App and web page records
────────────────────
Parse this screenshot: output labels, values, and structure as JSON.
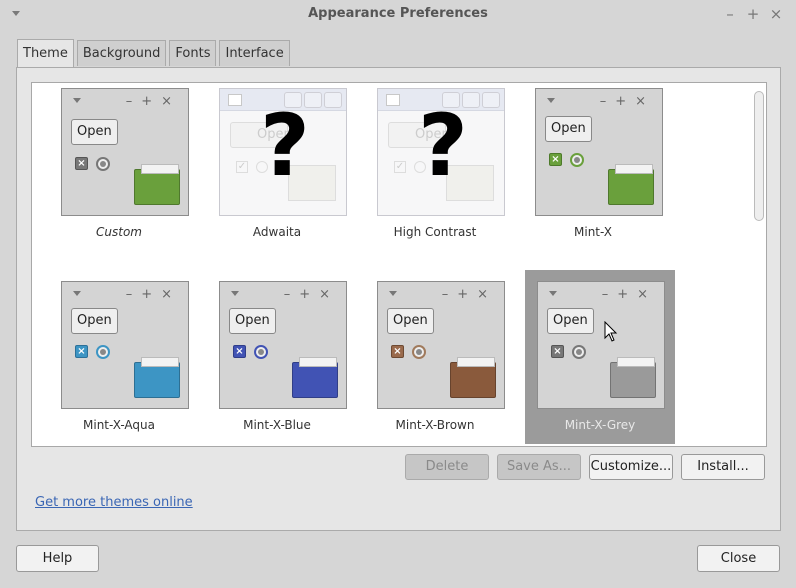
{
  "window": {
    "title": "Appearance Preferences",
    "minimize": "–",
    "maximize": "+",
    "close": "×"
  },
  "tabs": [
    {
      "label": "Theme"
    },
    {
      "label": "Background"
    },
    {
      "label": "Fonts"
    },
    {
      "label": "Interface"
    }
  ],
  "themes": [
    {
      "name": "Custom",
      "open": "Open",
      "folder_color": "#6aa03c",
      "check_color": "#777777",
      "radio_color": "#888888"
    },
    {
      "name": "Adwaita",
      "open": "Open",
      "missing": "?"
    },
    {
      "name": "High Contrast",
      "open": "Open",
      "missing": "?"
    },
    {
      "name": "Mint-X",
      "open": "Open",
      "folder_color": "#6aa03c",
      "check_color": "#6aa03c",
      "radio_color": "#7fb35a"
    },
    {
      "name": "Mint-X-Aqua",
      "open": "Open",
      "folder_color": "#3d95c4",
      "check_color": "#3d95c4",
      "radio_color": "#4a9ccc"
    },
    {
      "name": "Mint-X-Blue",
      "open": "Open",
      "folder_color": "#4153b4",
      "check_color": "#4153b4",
      "radio_color": "#4a5cc0"
    },
    {
      "name": "Mint-X-Brown",
      "open": "Open",
      "folder_color": "#8a5a3c",
      "check_color": "#9a6a4c",
      "radio_color": "#a07a5c"
    },
    {
      "name": "Mint-X-Grey",
      "open": "Open",
      "folder_color": "#9a9a9a",
      "check_color": "#777777",
      "radio_color": "#888888",
      "selected": true
    }
  ],
  "actions": {
    "delete": "Delete",
    "save_as": "Save As...",
    "customize": "Customize...",
    "install": "Install..."
  },
  "link": "Get more themes online",
  "footer": {
    "help": "Help",
    "close": "Close"
  }
}
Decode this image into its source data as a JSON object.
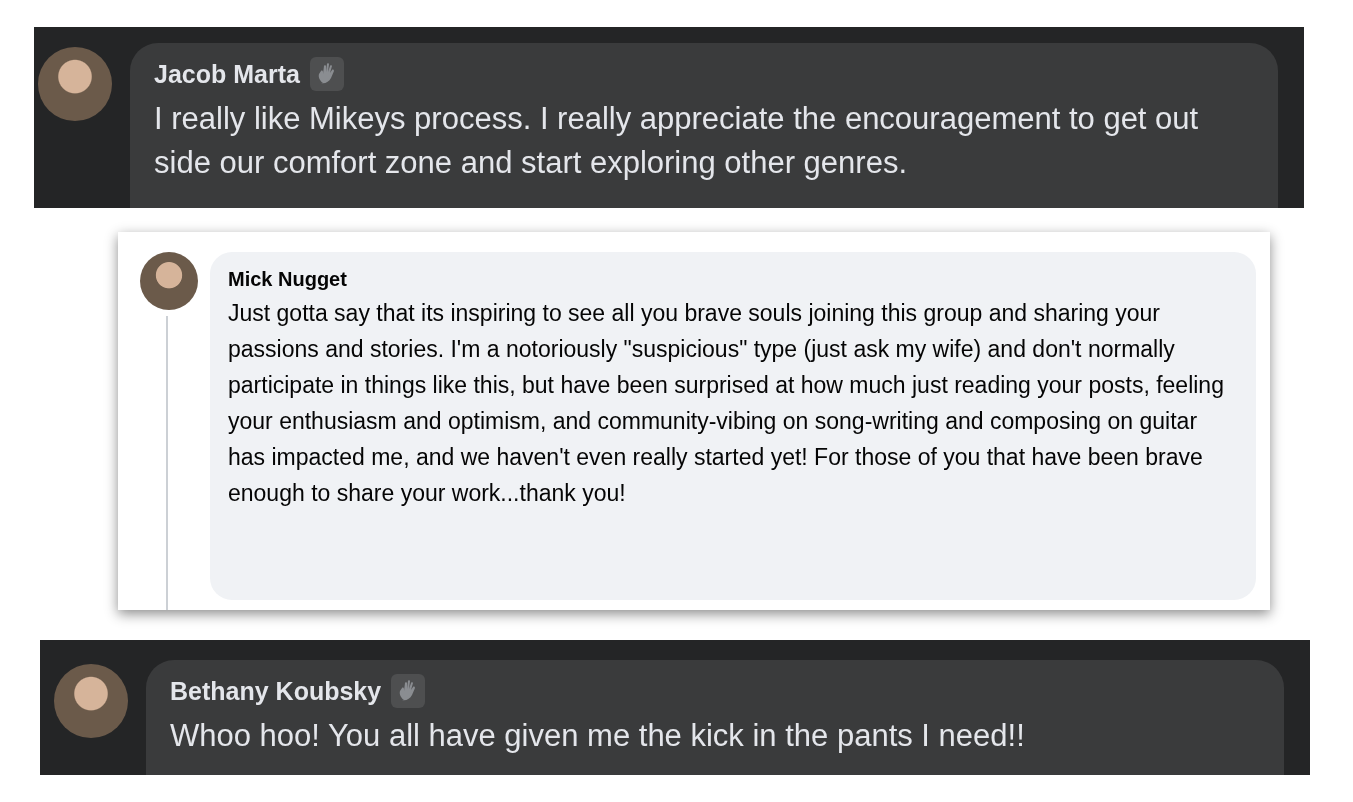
{
  "comments": [
    {
      "kind": "dark",
      "name": "Jacob Marta",
      "wave_badge": true,
      "text": "I really like Mikeys process. I really appreciate the encouragement to get out side our comfort zone and start exploring other genres."
    },
    {
      "kind": "light",
      "name": "Mick Nugget",
      "wave_badge": false,
      "text": "Just gotta say that its inspiring to see all you brave souls joining this group and sharing your passions and stories. I'm a notoriously \"suspicious\" type (just ask my wife) and don't normally participate in things like this, but have been surprised at how much just reading your posts, feeling your enthusiasm and optimism, and community-vibing on song-writing and composing on guitar has impacted me, and we haven't even really started yet! For those of you that have been brave enough to share your work...thank you!"
    },
    {
      "kind": "dark",
      "name": "Bethany Koubsky",
      "wave_badge": true,
      "text": "Whoo hoo! You all have given me the kick in the pants I need!!"
    }
  ]
}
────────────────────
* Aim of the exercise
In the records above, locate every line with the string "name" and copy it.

* Exercise response
      "name": "Custom",
      "name": "Adwaita",
      "name": "High Contrast",
      "name": "Mint-X",
      "name": "Mint-X-Aqua",
      "name": "Mint-X-Blue",
      "name": "Mint-X-Brown",
      "name": "Mint-X-Grey",
      "name": "Jacob Marta",
      "name": "Mick Nugget",
      "name": "Bethany Koubsky",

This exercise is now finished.